=== AVAILABLE RECORDS ===
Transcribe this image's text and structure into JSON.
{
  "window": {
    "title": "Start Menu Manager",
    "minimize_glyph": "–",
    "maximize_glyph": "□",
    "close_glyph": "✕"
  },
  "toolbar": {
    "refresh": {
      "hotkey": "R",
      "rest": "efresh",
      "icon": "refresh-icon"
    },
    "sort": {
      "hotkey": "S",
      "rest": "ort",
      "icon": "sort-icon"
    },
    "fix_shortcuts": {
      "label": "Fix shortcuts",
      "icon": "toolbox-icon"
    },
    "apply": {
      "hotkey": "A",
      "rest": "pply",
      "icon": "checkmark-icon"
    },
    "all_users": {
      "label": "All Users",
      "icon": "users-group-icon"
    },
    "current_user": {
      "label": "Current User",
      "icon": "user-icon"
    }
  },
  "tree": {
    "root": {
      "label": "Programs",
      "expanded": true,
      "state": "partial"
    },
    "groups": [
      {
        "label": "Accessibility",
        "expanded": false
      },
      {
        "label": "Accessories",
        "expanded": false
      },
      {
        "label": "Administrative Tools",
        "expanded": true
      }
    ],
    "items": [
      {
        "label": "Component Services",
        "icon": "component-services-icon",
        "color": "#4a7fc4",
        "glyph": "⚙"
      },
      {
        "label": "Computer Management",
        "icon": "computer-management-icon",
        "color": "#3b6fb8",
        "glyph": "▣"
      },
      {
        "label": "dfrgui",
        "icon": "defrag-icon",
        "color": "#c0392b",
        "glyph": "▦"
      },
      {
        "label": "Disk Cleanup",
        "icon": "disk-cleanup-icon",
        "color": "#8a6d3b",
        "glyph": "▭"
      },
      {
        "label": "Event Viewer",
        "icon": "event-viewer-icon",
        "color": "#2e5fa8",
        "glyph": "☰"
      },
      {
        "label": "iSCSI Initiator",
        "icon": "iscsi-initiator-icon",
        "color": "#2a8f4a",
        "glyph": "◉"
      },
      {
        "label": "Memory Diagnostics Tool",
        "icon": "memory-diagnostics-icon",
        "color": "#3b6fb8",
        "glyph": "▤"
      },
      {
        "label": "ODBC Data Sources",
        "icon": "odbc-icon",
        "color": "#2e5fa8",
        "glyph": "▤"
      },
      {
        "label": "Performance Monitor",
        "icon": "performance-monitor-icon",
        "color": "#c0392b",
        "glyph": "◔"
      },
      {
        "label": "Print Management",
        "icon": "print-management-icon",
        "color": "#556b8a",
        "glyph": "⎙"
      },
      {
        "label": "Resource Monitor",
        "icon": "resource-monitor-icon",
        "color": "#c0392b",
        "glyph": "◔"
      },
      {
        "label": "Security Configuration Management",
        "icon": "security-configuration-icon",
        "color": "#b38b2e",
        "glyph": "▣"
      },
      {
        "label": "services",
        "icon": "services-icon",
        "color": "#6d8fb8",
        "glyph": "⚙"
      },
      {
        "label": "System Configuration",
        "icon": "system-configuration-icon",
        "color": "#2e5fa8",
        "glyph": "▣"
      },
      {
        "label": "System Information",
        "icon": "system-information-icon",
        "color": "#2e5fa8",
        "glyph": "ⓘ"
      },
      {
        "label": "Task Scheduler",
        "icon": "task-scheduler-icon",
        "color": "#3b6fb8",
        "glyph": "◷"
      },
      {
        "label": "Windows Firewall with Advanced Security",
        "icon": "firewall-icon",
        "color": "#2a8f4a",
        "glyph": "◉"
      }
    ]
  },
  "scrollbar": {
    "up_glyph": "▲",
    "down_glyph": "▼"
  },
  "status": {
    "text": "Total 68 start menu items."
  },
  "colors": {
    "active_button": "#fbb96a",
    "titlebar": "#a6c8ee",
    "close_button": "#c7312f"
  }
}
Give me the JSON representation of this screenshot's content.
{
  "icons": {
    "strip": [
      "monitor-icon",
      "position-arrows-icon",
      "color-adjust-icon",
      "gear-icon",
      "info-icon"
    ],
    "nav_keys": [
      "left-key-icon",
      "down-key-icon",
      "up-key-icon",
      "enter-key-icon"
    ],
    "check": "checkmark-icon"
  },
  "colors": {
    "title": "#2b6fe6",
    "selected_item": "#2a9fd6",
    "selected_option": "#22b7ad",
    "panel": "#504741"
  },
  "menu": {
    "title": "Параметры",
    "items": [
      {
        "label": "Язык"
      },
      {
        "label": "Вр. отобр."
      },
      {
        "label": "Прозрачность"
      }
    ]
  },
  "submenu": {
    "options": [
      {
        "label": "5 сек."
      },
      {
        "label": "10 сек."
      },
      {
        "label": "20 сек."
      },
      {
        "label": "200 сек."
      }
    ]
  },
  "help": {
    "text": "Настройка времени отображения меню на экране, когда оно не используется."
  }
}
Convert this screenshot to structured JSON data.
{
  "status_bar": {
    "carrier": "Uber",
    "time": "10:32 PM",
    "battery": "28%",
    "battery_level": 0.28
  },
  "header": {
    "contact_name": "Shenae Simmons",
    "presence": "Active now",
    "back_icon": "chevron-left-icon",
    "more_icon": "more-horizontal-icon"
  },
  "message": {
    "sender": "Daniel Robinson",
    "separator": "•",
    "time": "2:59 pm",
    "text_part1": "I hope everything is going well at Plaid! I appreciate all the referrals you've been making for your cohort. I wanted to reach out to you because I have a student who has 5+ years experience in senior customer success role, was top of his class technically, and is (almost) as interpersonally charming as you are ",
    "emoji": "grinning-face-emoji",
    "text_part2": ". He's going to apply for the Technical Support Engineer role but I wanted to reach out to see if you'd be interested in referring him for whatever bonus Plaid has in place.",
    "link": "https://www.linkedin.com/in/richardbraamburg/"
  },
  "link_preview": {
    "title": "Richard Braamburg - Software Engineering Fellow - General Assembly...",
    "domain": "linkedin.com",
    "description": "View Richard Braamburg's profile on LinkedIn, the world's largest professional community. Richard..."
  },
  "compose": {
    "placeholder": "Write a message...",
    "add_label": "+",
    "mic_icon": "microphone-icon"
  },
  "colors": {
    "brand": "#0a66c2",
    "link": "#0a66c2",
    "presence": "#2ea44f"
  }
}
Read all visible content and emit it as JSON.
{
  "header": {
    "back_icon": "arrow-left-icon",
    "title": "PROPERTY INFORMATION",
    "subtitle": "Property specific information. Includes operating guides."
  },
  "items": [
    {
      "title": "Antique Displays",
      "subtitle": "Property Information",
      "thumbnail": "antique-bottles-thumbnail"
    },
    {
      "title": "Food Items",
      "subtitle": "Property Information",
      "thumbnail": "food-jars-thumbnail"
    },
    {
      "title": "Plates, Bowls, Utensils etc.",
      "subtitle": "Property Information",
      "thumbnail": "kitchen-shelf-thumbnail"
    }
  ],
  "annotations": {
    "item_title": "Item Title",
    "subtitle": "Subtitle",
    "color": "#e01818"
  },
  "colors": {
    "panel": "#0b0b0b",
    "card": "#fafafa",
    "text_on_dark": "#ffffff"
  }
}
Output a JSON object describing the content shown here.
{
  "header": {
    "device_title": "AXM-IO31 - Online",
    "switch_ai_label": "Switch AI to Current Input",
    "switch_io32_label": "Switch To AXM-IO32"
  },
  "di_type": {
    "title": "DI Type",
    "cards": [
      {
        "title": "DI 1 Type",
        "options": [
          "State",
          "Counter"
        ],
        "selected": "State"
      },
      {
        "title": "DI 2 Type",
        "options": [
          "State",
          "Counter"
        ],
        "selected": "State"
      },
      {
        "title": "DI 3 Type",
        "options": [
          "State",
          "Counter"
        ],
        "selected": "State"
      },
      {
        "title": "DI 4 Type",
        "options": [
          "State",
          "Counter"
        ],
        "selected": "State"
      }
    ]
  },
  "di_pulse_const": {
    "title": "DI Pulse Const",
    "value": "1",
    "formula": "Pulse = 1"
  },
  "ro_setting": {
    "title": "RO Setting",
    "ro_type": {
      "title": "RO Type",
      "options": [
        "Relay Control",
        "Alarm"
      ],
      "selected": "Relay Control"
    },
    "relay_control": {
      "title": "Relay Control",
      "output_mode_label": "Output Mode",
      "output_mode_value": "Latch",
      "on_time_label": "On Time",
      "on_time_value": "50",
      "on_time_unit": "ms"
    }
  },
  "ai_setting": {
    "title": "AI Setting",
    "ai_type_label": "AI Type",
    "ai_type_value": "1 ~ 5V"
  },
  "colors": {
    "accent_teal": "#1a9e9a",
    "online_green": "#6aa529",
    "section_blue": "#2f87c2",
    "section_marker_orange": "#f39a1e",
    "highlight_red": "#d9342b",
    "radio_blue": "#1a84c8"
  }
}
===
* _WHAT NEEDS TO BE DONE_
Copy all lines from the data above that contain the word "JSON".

* _SOLUTION FOR THIS TASK_
Transcribe this image's text and structure into JSON.
Give me the JSON representation of this screenshot's content.
Convert this screenshot to structured JSON data.
Read all visible content and emit it as JSON.
Output a JSON object describing the content shown here.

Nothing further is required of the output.